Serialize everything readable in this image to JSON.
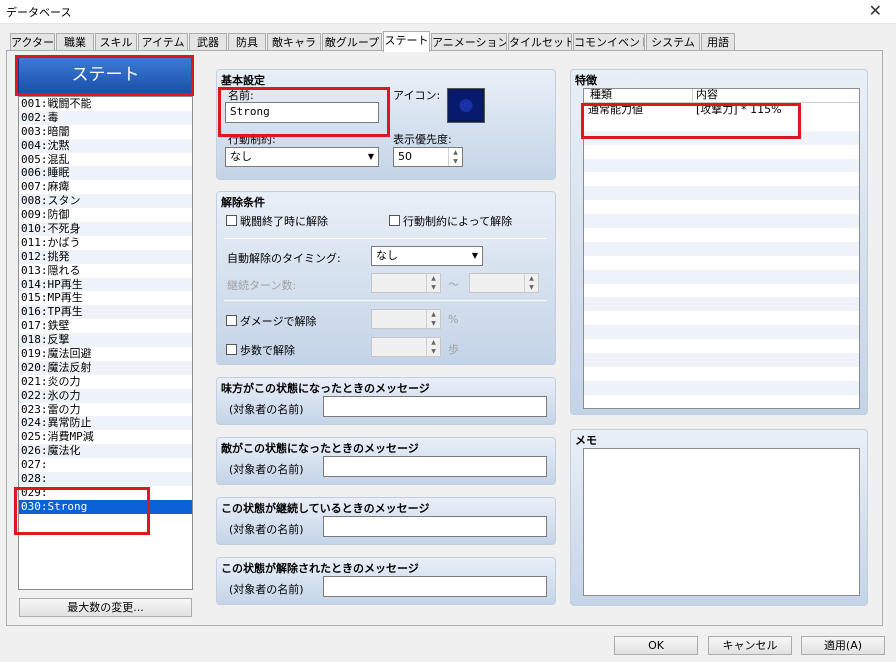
{
  "window": {
    "title": "データベース",
    "close_glyph": "✕"
  },
  "tabs": [
    "アクター",
    "職業",
    "スキル",
    "アイテム",
    "武器",
    "防具",
    "敵キャラ",
    "敵グループ",
    "ステート",
    "アニメーション",
    "タイルセット",
    "コモンイベント",
    "システム",
    "用語"
  ],
  "active_tab": "ステート",
  "list": {
    "header": "ステート",
    "items": [
      "001:戦闘不能",
      "002:毒",
      "003:暗闇",
      "004:沈黙",
      "005:混乱",
      "006:睡眠",
      "007:麻痺",
      "008:スタン",
      "009:防御",
      "010:不死身",
      "011:かばう",
      "012:挑発",
      "013:隠れる",
      "014:HP再生",
      "015:MP再生",
      "016:TP再生",
      "017:鉄壁",
      "018:反撃",
      "019:魔法回避",
      "020:魔法反射",
      "021:炎の力",
      "022:氷の力",
      "023:雷の力",
      "024:異常防止",
      "025:消費MP減",
      "026:魔法化",
      "027:",
      "028:",
      "029:",
      "030:Strong"
    ],
    "selected": "030:Strong",
    "max_button": "最大数の変更..."
  },
  "basic": {
    "title": "基本設定",
    "name_label": "名前:",
    "name_value": "Strong",
    "icon_label": "アイコン:",
    "restriction_label": "行動制約:",
    "restriction_value": "なし",
    "priority_label": "表示優先度:",
    "priority_value": "50"
  },
  "removal": {
    "title": "解除条件",
    "battle_end": "戦闘終了時に解除",
    "by_restriction": "行動制約によって解除",
    "auto_timing_label": "自動解除のタイミング:",
    "auto_timing_value": "なし",
    "duration_label": "継続ターン数:",
    "tilde": "〜",
    "damage_label": "ダメージで解除",
    "percent": "%",
    "steps_label": "歩数で解除",
    "steps_unit": "歩"
  },
  "messages": [
    {
      "title": "味方がこの状態になったときのメッセージ",
      "label": "(対象者の名前)"
    },
    {
      "title": "敵がこの状態になったときのメッセージ",
      "label": "(対象者の名前)"
    },
    {
      "title": "この状態が継続しているときのメッセージ",
      "label": "(対象者の名前)"
    },
    {
      "title": "この状態が解除されたときのメッセージ",
      "label": "(対象者の名前)"
    }
  ],
  "traits": {
    "title": "特徴",
    "col_type": "種類",
    "col_content": "内容",
    "rows": [
      {
        "type": "通常能力値",
        "content": "[攻撃力] * 115%"
      }
    ]
  },
  "memo": {
    "title": "メモ"
  },
  "buttons": {
    "ok": "OK",
    "cancel": "キャンセル",
    "apply": "適用(A)"
  },
  "colors": {
    "highlight_red": "#e0161e",
    "selection_blue": "#0a62d6",
    "header_blue": "#1a4fa8"
  }
}
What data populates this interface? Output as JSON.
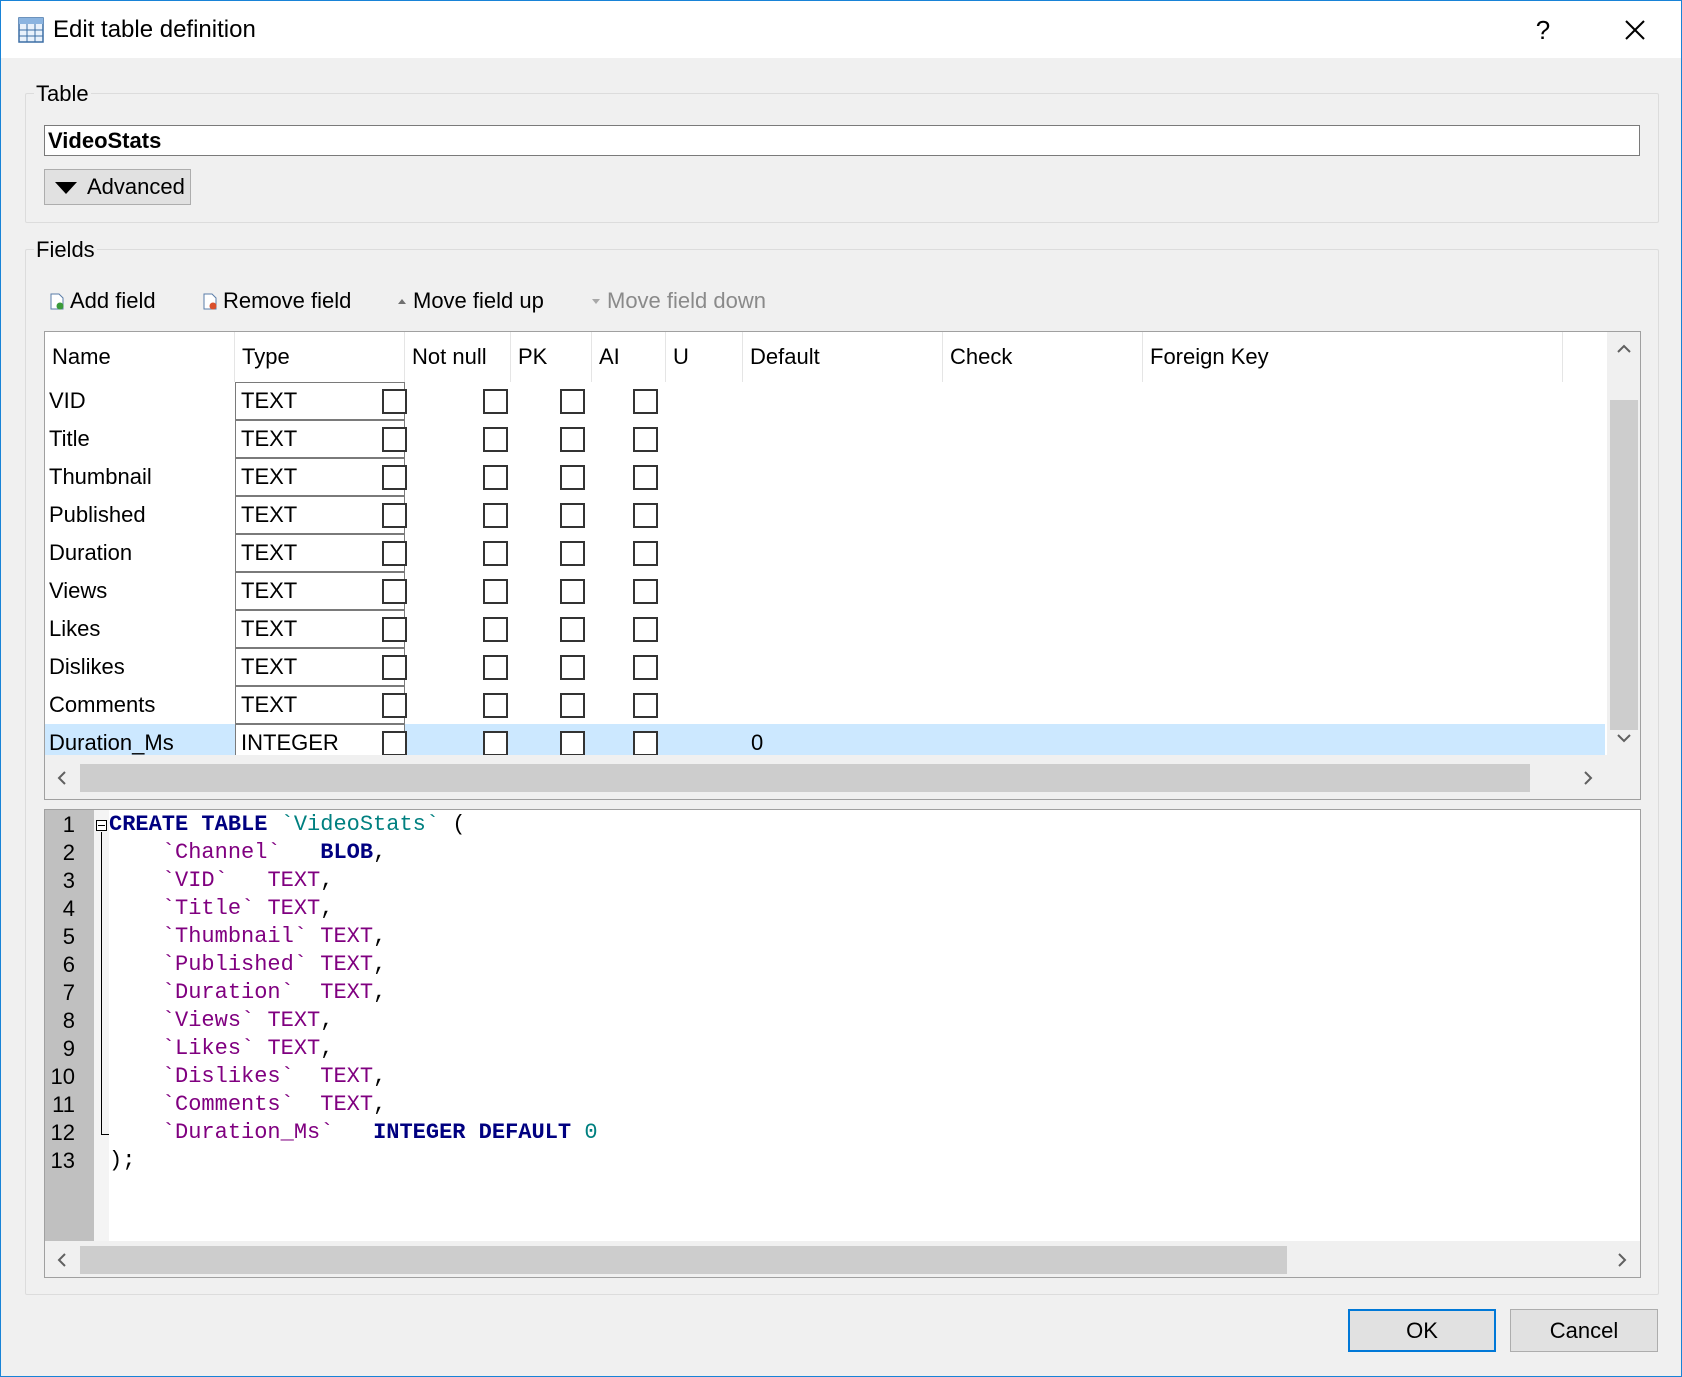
{
  "window": {
    "title": "Edit table definition",
    "help_label": "?"
  },
  "table_group": {
    "label": "Table",
    "name_value": "VideoStats",
    "advanced_label": "Advanced"
  },
  "fields_group": {
    "label": "Fields",
    "toolbar": {
      "add_field": "Add field",
      "remove_field": "Remove field",
      "move_up": "Move field up",
      "move_down": "Move field down"
    },
    "columns": [
      "Name",
      "Type",
      "Not null",
      "PK",
      "AI",
      "U",
      "Default",
      "Check",
      "Foreign Key"
    ],
    "rows": [
      {
        "name": "VID",
        "type": "TEXT",
        "default": ""
      },
      {
        "name": "Title",
        "type": "TEXT",
        "default": ""
      },
      {
        "name": "Thumbnail",
        "type": "TEXT",
        "default": ""
      },
      {
        "name": "Published",
        "type": "TEXT",
        "default": ""
      },
      {
        "name": "Duration",
        "type": "TEXT",
        "default": ""
      },
      {
        "name": "Views",
        "type": "TEXT",
        "default": ""
      },
      {
        "name": "Likes",
        "type": "TEXT",
        "default": ""
      },
      {
        "name": "Dislikes",
        "type": "TEXT",
        "default": ""
      },
      {
        "name": "Comments",
        "type": "TEXT",
        "default": ""
      },
      {
        "name": "Duration_Ms",
        "type": "INTEGER",
        "default": "0"
      }
    ],
    "selected_row": 9
  },
  "sql_editor": {
    "line_numbers": [
      "1",
      "2",
      "3",
      "4",
      "5",
      "6",
      "7",
      "8",
      "9",
      "10",
      "11",
      "12",
      "13"
    ],
    "lines": [
      [
        {
          "t": "CREATE TABLE ",
          "c": "kw"
        },
        {
          "t": "`VideoStats`",
          "c": "tbl"
        },
        {
          "t": " (",
          "c": "pl"
        }
      ],
      [
        {
          "t": "    ",
          "c": "pl"
        },
        {
          "t": "`Channel`",
          "c": "id"
        },
        {
          "t": "   ",
          "c": "pl"
        },
        {
          "t": "BLOB",
          "c": "kw"
        },
        {
          "t": ",",
          "c": "pl"
        }
      ],
      [
        {
          "t": "    ",
          "c": "pl"
        },
        {
          "t": "`VID`",
          "c": "id"
        },
        {
          "t": "   ",
          "c": "pl"
        },
        {
          "t": "TEXT",
          "c": "ty"
        },
        {
          "t": ",",
          "c": "pl"
        }
      ],
      [
        {
          "t": "    ",
          "c": "pl"
        },
        {
          "t": "`Title`",
          "c": "id"
        },
        {
          "t": " ",
          "c": "pl"
        },
        {
          "t": "TEXT",
          "c": "ty"
        },
        {
          "t": ",",
          "c": "pl"
        }
      ],
      [
        {
          "t": "    ",
          "c": "pl"
        },
        {
          "t": "`Thumbnail`",
          "c": "id"
        },
        {
          "t": " ",
          "c": "pl"
        },
        {
          "t": "TEXT",
          "c": "ty"
        },
        {
          "t": ",",
          "c": "pl"
        }
      ],
      [
        {
          "t": "    ",
          "c": "pl"
        },
        {
          "t": "`Published`",
          "c": "id"
        },
        {
          "t": " ",
          "c": "pl"
        },
        {
          "t": "TEXT",
          "c": "ty"
        },
        {
          "t": ",",
          "c": "pl"
        }
      ],
      [
        {
          "t": "    ",
          "c": "pl"
        },
        {
          "t": "`Duration`",
          "c": "id"
        },
        {
          "t": "  ",
          "c": "pl"
        },
        {
          "t": "TEXT",
          "c": "ty"
        },
        {
          "t": ",",
          "c": "pl"
        }
      ],
      [
        {
          "t": "    ",
          "c": "pl"
        },
        {
          "t": "`Views`",
          "c": "id"
        },
        {
          "t": " ",
          "c": "pl"
        },
        {
          "t": "TEXT",
          "c": "ty"
        },
        {
          "t": ",",
          "c": "pl"
        }
      ],
      [
        {
          "t": "    ",
          "c": "pl"
        },
        {
          "t": "`Likes`",
          "c": "id"
        },
        {
          "t": " ",
          "c": "pl"
        },
        {
          "t": "TEXT",
          "c": "ty"
        },
        {
          "t": ",",
          "c": "pl"
        }
      ],
      [
        {
          "t": "    ",
          "c": "pl"
        },
        {
          "t": "`Dislikes`",
          "c": "id"
        },
        {
          "t": "  ",
          "c": "pl"
        },
        {
          "t": "TEXT",
          "c": "ty"
        },
        {
          "t": ",",
          "c": "pl"
        }
      ],
      [
        {
          "t": "    ",
          "c": "pl"
        },
        {
          "t": "`Comments`",
          "c": "id"
        },
        {
          "t": "  ",
          "c": "pl"
        },
        {
          "t": "TEXT",
          "c": "ty"
        },
        {
          "t": ",",
          "c": "pl"
        }
      ],
      [
        {
          "t": "    ",
          "c": "pl"
        },
        {
          "t": "`Duration_Ms`",
          "c": "id"
        },
        {
          "t": "   ",
          "c": "pl"
        },
        {
          "t": "INTEGER DEFAULT",
          "c": "kw"
        },
        {
          "t": " ",
          "c": "pl"
        },
        {
          "t": "0",
          "c": "num"
        }
      ],
      [
        {
          "t": ");",
          "c": "pl"
        }
      ]
    ]
  },
  "buttons": {
    "ok": "OK",
    "cancel": "Cancel"
  },
  "icons": [
    "table-icon",
    "help-icon",
    "close-icon",
    "triangle-down-icon",
    "add-field-icon",
    "remove-field-icon",
    "arrow-up-icon",
    "arrow-down-icon",
    "chevron-down-icon",
    "scroll-up-icon",
    "scroll-down-icon",
    "scroll-left-icon",
    "scroll-right-icon",
    "fold-minus-icon"
  ],
  "colors": {
    "window_border": "#1883d7",
    "selection": "#cce8ff",
    "sql_keyword": "#000080",
    "sql_table": "#008080",
    "sql_identifier": "#800080",
    "default_button_border": "#0078d7"
  }
}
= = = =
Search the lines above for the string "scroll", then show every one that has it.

* **Exercise solution**
    "scroll-up-icon",
    "scroll-down-icon",
    "scroll-left-icon",
    "scroll-right-icon",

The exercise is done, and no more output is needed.